on investment,” said Emerald’s Cameron.
From the other side
OneChip Photonics Inc. of Ottawa also recently secured a new round
of funding, bringing total investment in the company from VC sources to $19.5 million.
The company works with BDC Venture Capital, GrowthWorks Canadian Fund, DCM and Morgenthaler
Ventures. OneChip is developing what it terms the world’s first passive optical
network transceivers based on fully integrated photonic integrated circuits, or
According to Steve Bauer, OneChip’s vice president of marketing
and communications, the company has faced a lot of industry skepticism over its
“Therefore, our biggest challenge has been convincing prospective
investors and customers that OneChip has what it takes to build these extremely
low-cost, high-performance photonic ICs,” he said.
Bauer attributes some of the company’s success at attracting
four venture companies to the experience of OneChip’s CEO, Jim Hjartarson,
who previously co-founded the company Catena Networks. The achievements of that
company, which also was backed by Morgenthaler Ventures, carried over into OneChip’s
foray into venture capitalism.
The prerequisites for funding remain unchanged, Bauer agreed.
“You must have a breakthrough technology, a large market opportunity, a strong
and sustainable proposition and business plan, and an experienced management team
with a successful track record.”
Venture capitalists are well agreed on one point: They don’t
want to work with your new company forever. After five to eight years or so, they
want to collect on their investment.
In the past couple of years, the economic state hasn’t been
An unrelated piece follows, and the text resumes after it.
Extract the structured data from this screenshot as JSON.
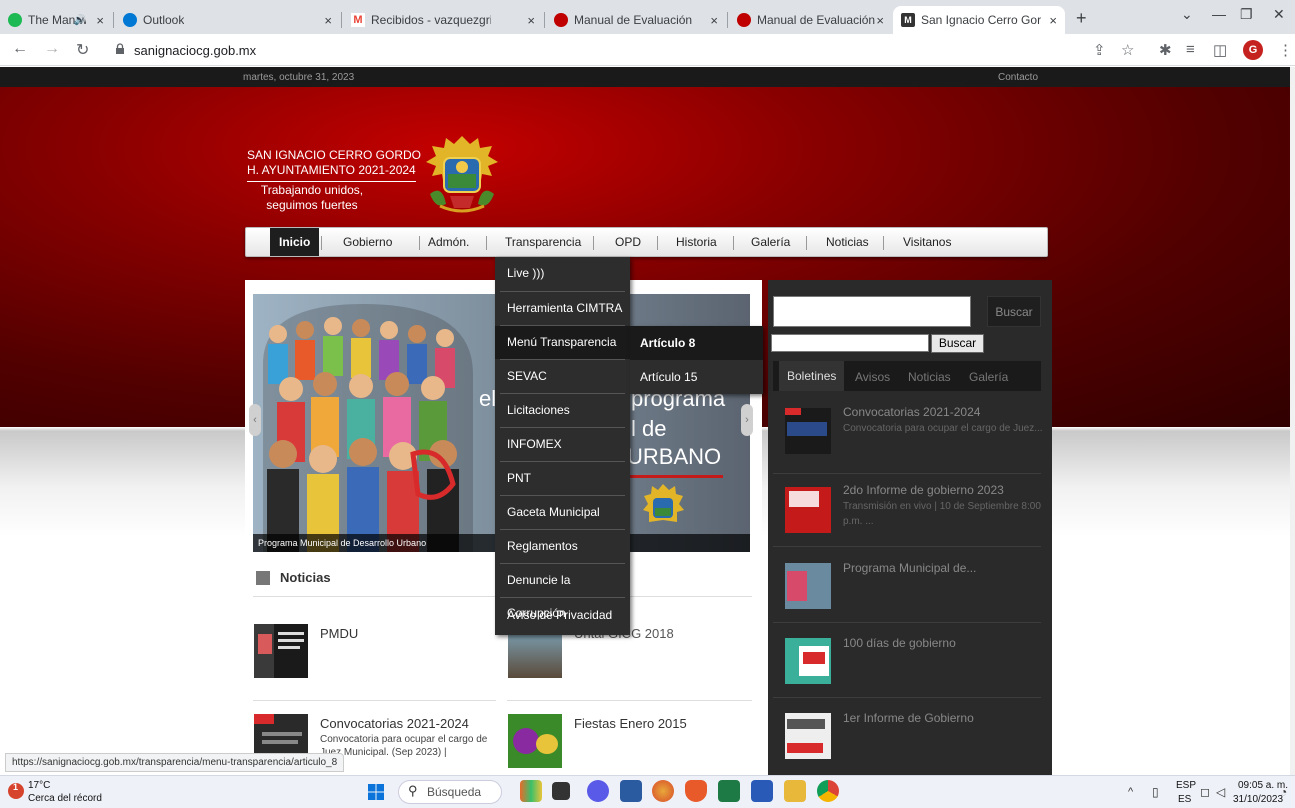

kind to VC companies and their charges. In an interview with Mass High Tech, Emily
Mendell of the NVCA said that the “real challenge is the exit market –
to either go public or get bought – and that part has stalled.” Still,
building an exit strategy is an important part of starting and running a new tech
company. If nothing else, having one shows the VC that you are focused on the realistic
prospects of your technology and your people.
Nonetheless, only one in six VC company clients eventually goes
public, and one in three is acquired. More outright fail than go public. This is
the high risk that gives investors indigestion.
Most indicators of VC success continued to drop from 2008 to 2009,
following a trend begat by the tech bubble popping in 2000 and collapsing in 2001.
This year has showed some promise for a return to better news, but worries over
the euro and the financial status of Greece, Spain and other countries have retightened
the flow of funds and choked off investments. The analytical organization Thomson
Reuters reported recently that fund-raising as well as exits via initial public
offerings or acquisition will stay challenging through the rest of 2010. The group
maintains, however, that there are still eager venture capitalists prowling the
markets for suitable investment opportunities.
Venture capital experienced steady growth until the tech industry
bubble burst in 2000, but the funds are still out there to be tapped by entrepreneurs.
Data courtesy of Thomson Reuters.
The life sciences area, including medical devices, remains strong,
but clean tech (LEDs, solar, etc.) is the “most visible emerging sector,”
according to Thomson Reuters. Nonetheless, even this promising area dropped from
$4.116 billion across 290 deals in 2008 to $2.170 billion across 209 deals in 2009.
The drifting market for raising capital puts much of the onus
of initiating and cementing deals onto the entrepreneur, even as he or she makes
those first tentative steps toward growing an organization around a new technology.
“Building a company by bootstrapping may not be as sexy
as raising a large venture round right out of the shoot,” said Access Venture
Partner’s Gold, “but the discipline it instills to focus on customers
and revenues can create some of the most exciting real businesses in the long run.”